In a perfect world, losers in civil litigation cases would be standing outside the courtroom with an open checkbook and a dose of humility to boot. But the world is by no means perfect. Therefore, winning parties (also known as judgment creditors) need to be willing to do whatever it takes to get paid. Here is a hint: they should always be ready to look for property.
Property could be the golden ticket when a judgment debtor either does not have the income to pay or seems unwilling to cooperate. Courts tend to look at certain types of property as a means to make payment. For the judgment creditor, that’s very good news. It is bad news for the debtor.
Two Options for Property
Taking advantage of a debtor’s personal property to affect payment generally involves one of two options. The first option is to file a judgment lien. Just like a construction lien or a lien placed on a home by a mortgage lender, a judgment lien establishes a legal interest in the property in question.
As long as the lien remains attached, any move by the owner to sell or otherwise transfer the property is subject to payment of the debt. Selling would require the settling of any and all liens attached to the property.
The second way to leverage property in a judgment collection scenario is to petition the court for a writ of seizure.

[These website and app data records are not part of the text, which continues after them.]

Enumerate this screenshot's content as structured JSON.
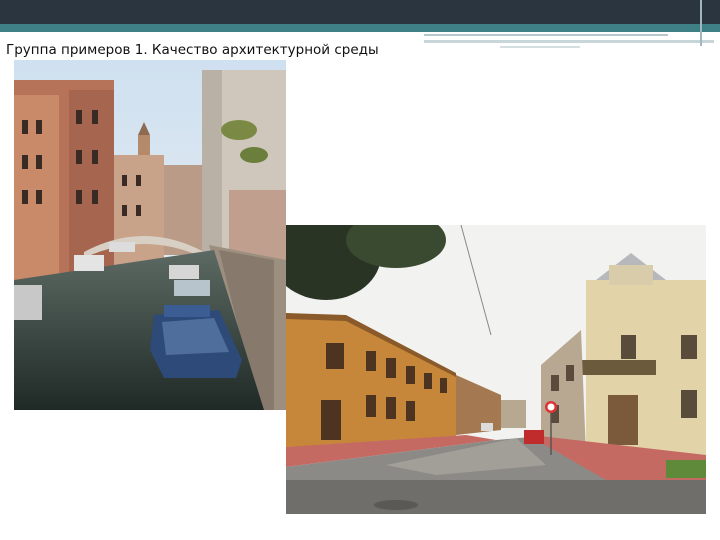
{
  "slide": {
    "title": "Группа примеров 1. Качество архитектурной среды"
  },
  "images": {
    "photo1": {
      "alt": "Venetian canal with boats between old buildings"
    },
    "photo2": {
      "alt": "Street with wooden houses and paved road"
    }
  },
  "colors": {
    "header_bar": "#2b3540",
    "accent_bar": "#3f7f86"
  }
}
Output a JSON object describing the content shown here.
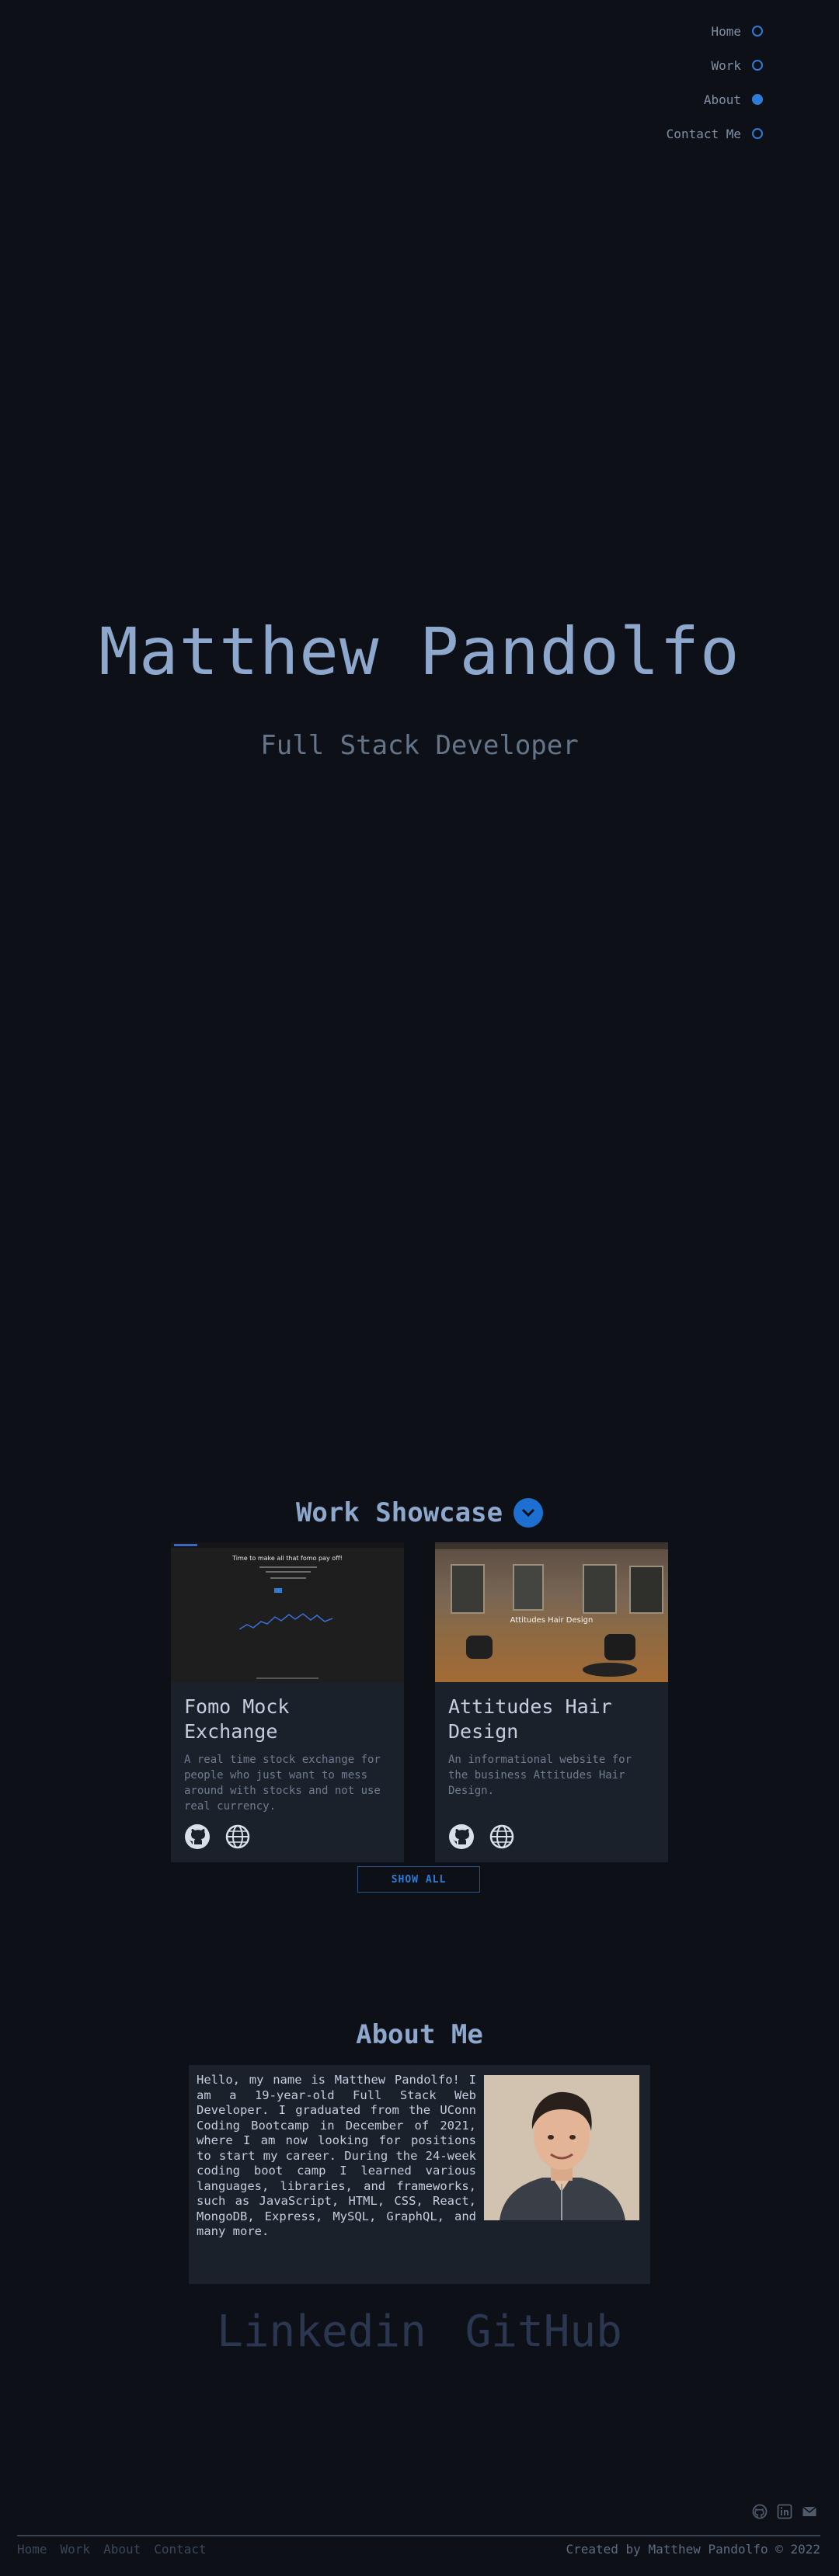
{
  "nav": {
    "items": [
      {
        "label": "Home",
        "active": false
      },
      {
        "label": "Work",
        "active": false
      },
      {
        "label": "About",
        "active": true
      },
      {
        "label": "Contact Me",
        "active": false
      }
    ]
  },
  "hero": {
    "name": "Matthew Pandolfo",
    "subtitle": "Full Stack Developer"
  },
  "work": {
    "title": "Work Showcase",
    "toggle_icon": "chevron-down-icon",
    "projects": [
      {
        "title": "Fomo Mock Exchange",
        "description": "A real time stock exchange for people who just want to mess around with stocks and not use real currency.",
        "thumb_caption": "Time to make all that fomo pay off!",
        "icons": [
          "github-icon",
          "globe-icon"
        ]
      },
      {
        "title": "Attitudes Hair Design",
        "description": "An informational website for the business Attitudes Hair Design.",
        "thumb_caption": "Attitudes Hair Design",
        "icons": [
          "github-icon",
          "globe-icon"
        ]
      }
    ],
    "show_all_label": "SHOW ALL"
  },
  "about": {
    "title": "About Me",
    "text": "Hello, my name is Matthew Pandolfo! I am a 19-year-old Full Stack Web Developer. I graduated from the UConn Coding Bootcamp in December of 2021, where I am now looking for positions to start my career. During the 24-week coding boot camp I learned various languages, libraries, and frameworks, such as JavaScript, HTML, CSS, React, MongoDB, Express, MySQL, GraphQL, and many more.",
    "links": {
      "linkedin": "Linkedin",
      "github": "GitHub"
    }
  },
  "footer": {
    "nav": [
      "Home",
      "Work",
      "About",
      "Contact"
    ],
    "credit": "Created by Matthew Pandolfo © 2022",
    "icons": [
      "github-icon",
      "linkedin-icon",
      "mail-icon"
    ]
  },
  "colors": {
    "background": "#0d1117",
    "accent": "#2f7bd8",
    "heading": "#8ea7cc",
    "card": "#1b212b"
  }
}
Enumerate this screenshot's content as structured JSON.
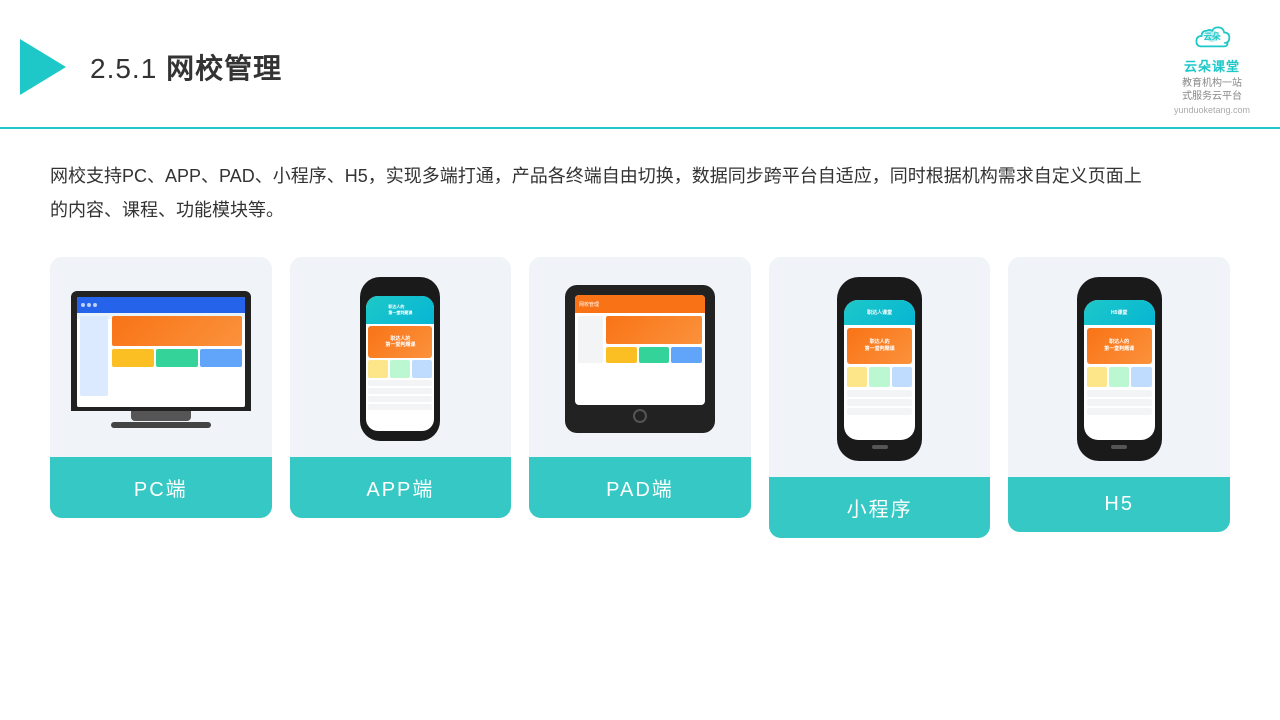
{
  "header": {
    "section_number": "2.5.1",
    "title": "网校管理",
    "brand_name": "云朵课堂",
    "brand_url": "yunduoketang.com",
    "brand_slogan_line1": "教育机构一站",
    "brand_slogan_line2": "式服务云平台"
  },
  "description": "网校支持PC、APP、PAD、小程序、H5，实现多端打通，产品各终端自由切换，数据同步跨平台自适应，同时根据机构需求自定义页面上的内容、课程、功能模块等。",
  "devices": [
    {
      "id": "pc",
      "label": "PC端"
    },
    {
      "id": "app",
      "label": "APP端"
    },
    {
      "id": "pad",
      "label": "PAD端"
    },
    {
      "id": "miniprogram",
      "label": "小程序"
    },
    {
      "id": "h5",
      "label": "H5"
    }
  ],
  "colors": {
    "accent": "#1ec8c8",
    "card_label_bg": "#36c8c4",
    "header_border": "#1ec8c8"
  }
}
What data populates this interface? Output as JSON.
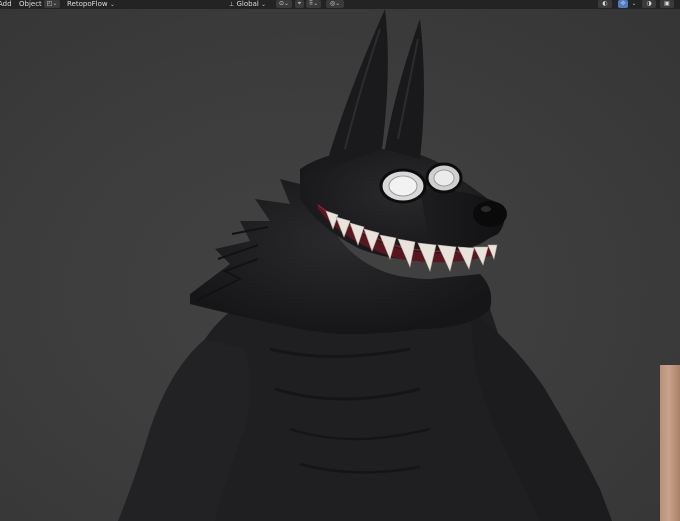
{
  "header": {
    "menu_add": "Add",
    "menu_object": "Object",
    "addon_retopoflow": "RetopoFlow",
    "transform_orientation": "Global"
  },
  "icons": {
    "header_left": [
      "editor-type-icon",
      "chevron-down-icon"
    ],
    "header_center": [
      "orientation-icon",
      "pivot-icon",
      "snap-icon",
      "snap-increment-icon",
      "proportional-edit-icon"
    ],
    "header_right": [
      "visibility-icon",
      "gizmo-icon",
      "overlay-icon",
      "xray-icon"
    ]
  },
  "colors": {
    "header_bg": "#232323",
    "viewport_bg": "#3d3d3d",
    "model_fur": "#1c1c1e",
    "teeth": "#e8e3dc",
    "gums": "#8a1f2a",
    "accent_active": "#4f7bbf"
  }
}
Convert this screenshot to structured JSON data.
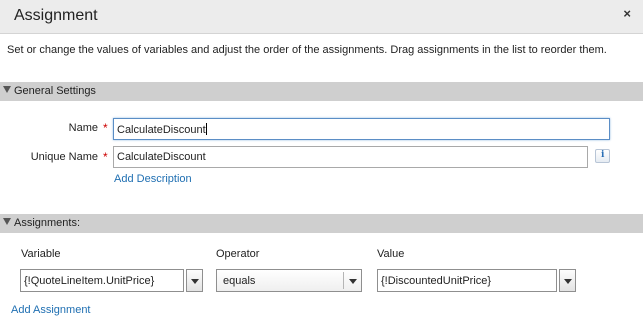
{
  "dialog": {
    "title": "Assignment",
    "close_label": "×",
    "description": "Set or change the values of variables and adjust the order of the assignments. Drag assignments in the list to reorder them."
  },
  "general_settings": {
    "header": "General Settings",
    "name_label": "Name",
    "name_value": "CalculateDiscount",
    "unique_name_label": "Unique Name",
    "unique_name_value": "CalculateDiscount",
    "required_marker": "*",
    "info_label": "i",
    "add_description": "Add Description"
  },
  "assignments": {
    "header": "Assignments:",
    "columns": {
      "variable": "Variable",
      "operator": "Operator",
      "value": "Value"
    },
    "rows": [
      {
        "variable": "{!QuoteLineItem.UnitPrice}",
        "operator": "equals",
        "value": "{!DiscountedUnitPrice}"
      }
    ],
    "add_assignment": "Add Assignment"
  }
}
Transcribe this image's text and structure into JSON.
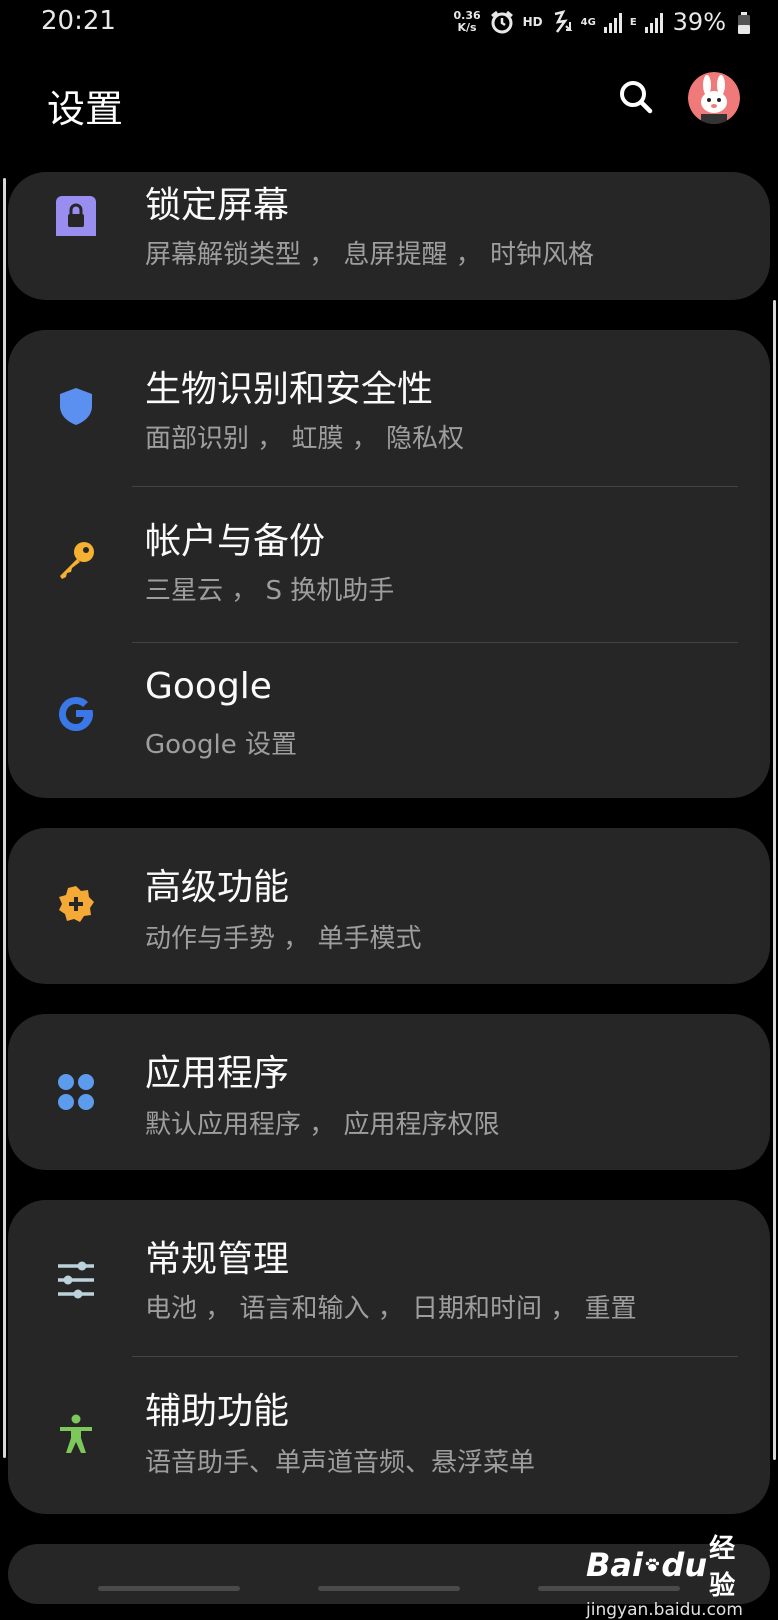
{
  "status_bar": {
    "time": "20:21",
    "net_speed_value": "0.36",
    "net_speed_unit": "K/s",
    "hd": "HD",
    "network_4g": "4G",
    "network_e": "E",
    "battery": "39%",
    "icons": [
      "alarm-icon",
      "bluetooth-icon",
      "signal-icon",
      "battery-icon"
    ]
  },
  "header": {
    "title": "设置",
    "search_icon": "search-icon",
    "avatar_icon": "avatar"
  },
  "items": [
    {
      "title": "锁定屏幕",
      "subtitle": "屏幕解锁类型 ， 息屏提醒 ， 时钟风格",
      "icon": "lock-icon",
      "color": "#9a8df0"
    },
    {
      "title": "生物识别和安全性",
      "subtitle": "面部识别 ， 虹膜 ， 隐私权",
      "icon": "shield-icon",
      "color": "#5b8ff0"
    },
    {
      "title": "帐户与备份",
      "subtitle": "三星云 ， S 换机助手",
      "icon": "key-icon",
      "color": "#f6b133"
    },
    {
      "title": "Google",
      "subtitle": "Google 设置",
      "icon": "google-icon",
      "color": "#3b78e7"
    },
    {
      "title": "高级功能",
      "subtitle": "动作与手势 ， 单手模式",
      "icon": "gear-plus-icon",
      "color": "#f5a936"
    },
    {
      "title": "应用程序",
      "subtitle": "默认应用程序 ， 应用程序权限",
      "icon": "apps-icon",
      "color": "#5d9ced"
    },
    {
      "title": "常规管理",
      "subtitle": "电池 ， 语言和输入 ， 日期和时间 ， 重置",
      "icon": "sliders-icon",
      "color": "#bcd3dc"
    },
    {
      "title": "辅助功能",
      "subtitle": "语音助手、单声道音频、悬浮菜单",
      "icon": "accessibility-icon",
      "color": "#7cc85a"
    }
  ],
  "watermark": {
    "brand_text_1": "Bai",
    "brand_text_2": "du",
    "brand_text_3": "经验",
    "url": "jingyan.baidu.com"
  }
}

A writ of seizure is just as its name implies: it is a court order allowing the seizure of personal property. With such a writ in hand, the local sheriff can seize a debtor’s property and sell it. Sale proceeds would go toward paying his debt.
Different Types of Property
At this point, it is important to point out that the states regulate judgment liens and writs of seizure differently. In some states, virtually any type of personal property is up for grabs. If there isn’t a practical way to file a judgment lien against a certain asset, the writ of seizure is always an option.
In other states, judgment creditors are limited in terms of the property they can go after. For example, plenty of states protect a debtor’s primary residence from collection efforts. Some of the states also protect vehicles debtors need to get to and from work.
Still other states subject primary residences to collection efforts but still protect a set value through what is known as a homestead exemption. A creditor can go after a primary residence but only a certain amount of its value is in play.
Searching for Property Is a Priority
All of this is to say that searching for property is a priority when you are trying to collect a judgment. That’s why collection agencies like Salt Lake City-based Judgment Collectors put so much effort into property searches. Property is to judgment collection what evidence is to prosecuting a criminal case.
A judgment debtor may have a valuable piece of investment property he wants to protect from collection efforts. So he finds a way to hide that property, at least from his perspective. What he doesn’t know is that a skilled collection agency knows how to find properties debtors are trying to keep secret. And once said properties are found, the proverbial cat is out of the bag.
Property is often the golden ticket to collecting outstanding judgments because it is so valuable. A debtor who suddenly finds his property in jeopardy might also find himself highly motivated to settle up. That is the whole reason for going after property in a judgment collection scenario.